President Trump wanted Attorney General William Barr to hold a press conference saying the president had not broken any laws during the July 25 phone call during which he urged Ukrainian President Volodymyr Zelensky to investigate political rival Joe Biden, CBS News has confirmed, according to multiple sources.
Barr ultimately declined to do so, although the Justice Department did release a statement alongside the release of a rough transcript summary of the call saying that the Office of Legal Counsel had found no evidence of wrongdoing.
Mr. Trump's desire for Barr to state publicly that the president had broken no laws was first reported by The Washington Post. The whistleblower complaint expressing concern about the call was the impetus for an ongoing impeachment inquiry. Barr has largely been absent from the spotlight since the was opened.
On Thursday morning, Mr. Trump denied that Barr had declined his request to hold a press conference, calling the story a "fake Washington Post con job."
"Bill Barr did not decline my request to talk about Ukraine. The story was a Fake Washington Post con job with an "anonymous" source that doesn't exist.
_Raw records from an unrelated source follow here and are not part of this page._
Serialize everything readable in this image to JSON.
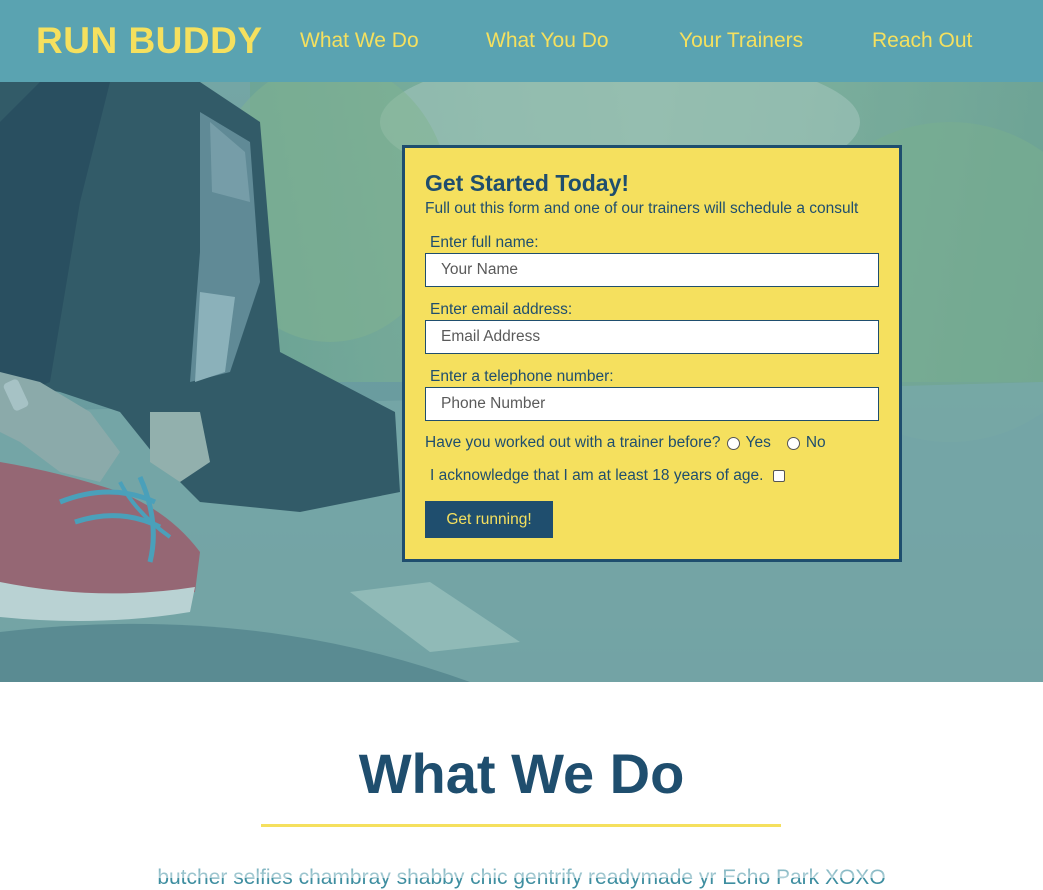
{
  "header": {
    "brand": "RUN BUDDY",
    "nav": [
      "What We Do",
      "What You Do",
      "Your Trainers",
      "Reach Out"
    ],
    "colors": {
      "background": "#5aa3b1",
      "accent": "#f5e05e"
    }
  },
  "form": {
    "title": "Get Started Today!",
    "subtitle": "Full out this form and one of our trainers will schedule a consult",
    "name_label": "Enter full name:",
    "name_placeholder": "Your Name",
    "email_label": "Enter email address:",
    "email_placeholder": "Email Address",
    "phone_label": "Enter a telephone number:",
    "phone_placeholder": "Phone Number",
    "trainer_question": "Have you worked out with a trainer before?",
    "yes_label": "Yes",
    "no_label": "No",
    "age_ack": "I acknowledge that I am at least 18 years of age.",
    "submit_label": "Get running!",
    "colors": {
      "panel": "#f5e05e",
      "text": "#1f4e6e"
    }
  },
  "section": {
    "title": "What We Do",
    "text": "butcher selfies chambray shabby chic gentrify readymade yr Echo Park XOXO"
  }
}
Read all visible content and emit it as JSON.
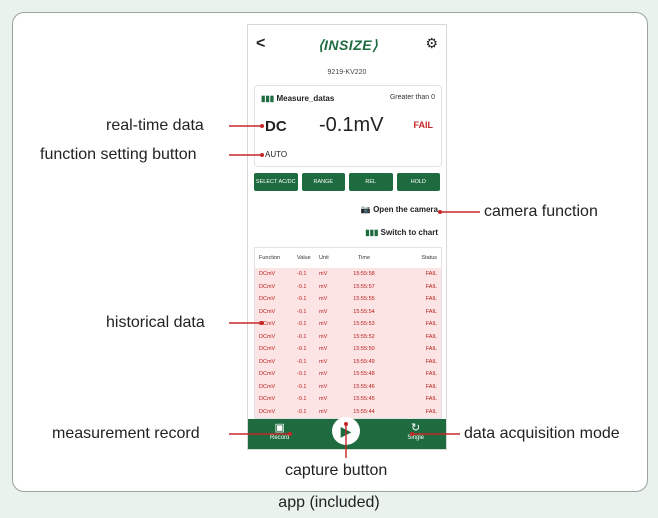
{
  "caption": "app (included)",
  "labels": {
    "realtime": "real-time data",
    "function_btn": "function setting button",
    "camera": "camera function",
    "history": "historical data",
    "record": "measurement record",
    "mode": "data acquisition mode",
    "capture": "capture button"
  },
  "app": {
    "back": "<",
    "logo": "⟨INSIZE⟩",
    "gear": "⚙",
    "model": "9219-KV220",
    "card": {
      "icon": "bar-chart-icon",
      "title": "Measure_datas",
      "condition": "Greater than 0",
      "mode": "DC",
      "value": "-0.1mV",
      "status": "FAIL",
      "range": "AUTO"
    },
    "buttons": [
      "SELECT AC/DC",
      "RANGE",
      "REL",
      "HOLD"
    ],
    "camera": "Open the camera",
    "to_chart": "Switch to chart",
    "table": {
      "headers": [
        "Function",
        "Value",
        "Unit",
        "Time",
        "Status"
      ],
      "rows": [
        [
          "DCmV",
          "-0.1",
          "mV",
          "15:55:58",
          "FAIL"
        ],
        [
          "DCmV",
          "-0.1",
          "mV",
          "15:55:57",
          "FAIL"
        ],
        [
          "DCmV",
          "-0.1",
          "mV",
          "15:55:55",
          "FAIL"
        ],
        [
          "DCmV",
          "-0.1",
          "mV",
          "15:55:54",
          "FAIL"
        ],
        [
          "DCmV",
          "-0.1",
          "mV",
          "15:55:53",
          "FAIL"
        ],
        [
          "DCmV",
          "-0.1",
          "mV",
          "15:55:52",
          "FAIL"
        ],
        [
          "DCmV",
          "-0.1",
          "mV",
          "15:55:50",
          "FAIL"
        ],
        [
          "DCmV",
          "-0.1",
          "mV",
          "15:55:49",
          "FAIL"
        ],
        [
          "DCmV",
          "-0.1",
          "mV",
          "15:55:48",
          "FAIL"
        ],
        [
          "DCmV",
          "-0.1",
          "mV",
          "15:55:46",
          "FAIL"
        ],
        [
          "DCmV",
          "-0.1",
          "mV",
          "15:55:45",
          "FAIL"
        ],
        [
          "DCmV",
          "-0.1",
          "mV",
          "15:55:44",
          "FAIL"
        ]
      ]
    },
    "bottom": {
      "record": "Record",
      "single": "Single"
    }
  },
  "colors": {
    "brand": "#1e6b3f",
    "fail": "#c62828",
    "row_bg": "#fde4e4"
  }
}
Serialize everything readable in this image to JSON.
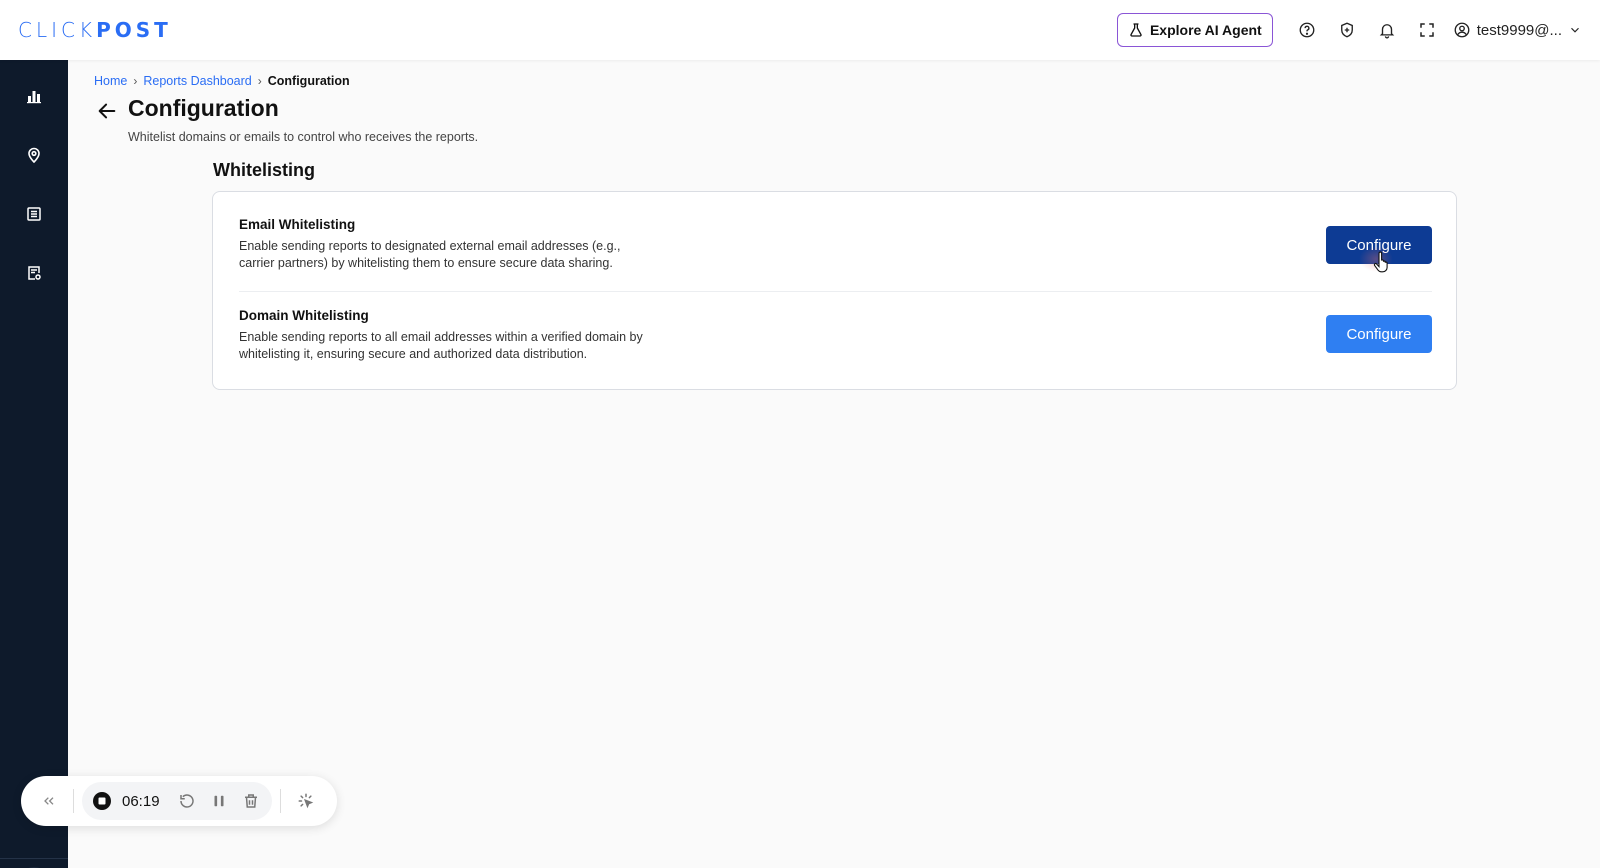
{
  "brand": {
    "logo_light": "CLICK",
    "logo_bold": "POST"
  },
  "header": {
    "ai_agent_label": "Explore AI Agent",
    "user_label": "test9999@..."
  },
  "breadcrumb": {
    "items": [
      "Home",
      "Reports Dashboard",
      "Configuration"
    ]
  },
  "page": {
    "title": "Configuration",
    "subtitle": "Whitelist domains or emails to control who receives the reports."
  },
  "section": {
    "title": "Whitelisting",
    "rows": [
      {
        "title": "Email Whitelisting",
        "description": "Enable sending reports to designated external email addresses (e.g., carrier partners) by whitelisting them to ensure secure data sharing.",
        "button_label": "Configure"
      },
      {
        "title": "Domain Whitelisting",
        "description": "Enable sending reports to all email addresses within a verified domain by whitelisting it, ensuring secure and authorized data distribution.",
        "button_label": "Configure"
      }
    ]
  },
  "recorder": {
    "time": "06:19"
  },
  "colors": {
    "accent": "#2a6df4",
    "sidebar": "#0e1a2b",
    "button_primary": "#0d3b94",
    "button_secondary": "#2f7ff2",
    "ai_border": "#8a55d6"
  }
}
Just read the Transcript. The Justice Department already ruled that the call was good. We don't have freedom of the press!" Mr. Trump wrote on Twitter.
Mr. Trump's tweet comes as the impeachment inquiry escalates, with Intelligence Committee Chairman Adam Schiff announcing on Wednesday that the inquiry's open hearings will be next week, featuring three witnesses.
The committeesa transcript of closed-door testimony by one of those witnesses on Wednesday. Bill Taylor, the top American diplomat in Ukraine, repeatedly raised concerns about linking U.S. military aid to investigations into the president's rivals.
"That was my clear understanding: security assistance money would not come until the president [of Ukraine] committed to pursue the investigation," Taylor said under questioning, according to the transcript.
Despite closed-door testimony from several witnesses over the past month, congressional Republicans continue to insist that there was no wrongdoing by the president, and have repeatedly attacked the process set by the House Democratic majority.
Senator Lindsey Graham, a staunch ally of the president, said Wednesday that he believed the Trump administration's Ukraine policy was "incoherent," and the administration was "incapable of forming a quid pro quo."
Stefan Becket and Kathryn Watson contributed to this report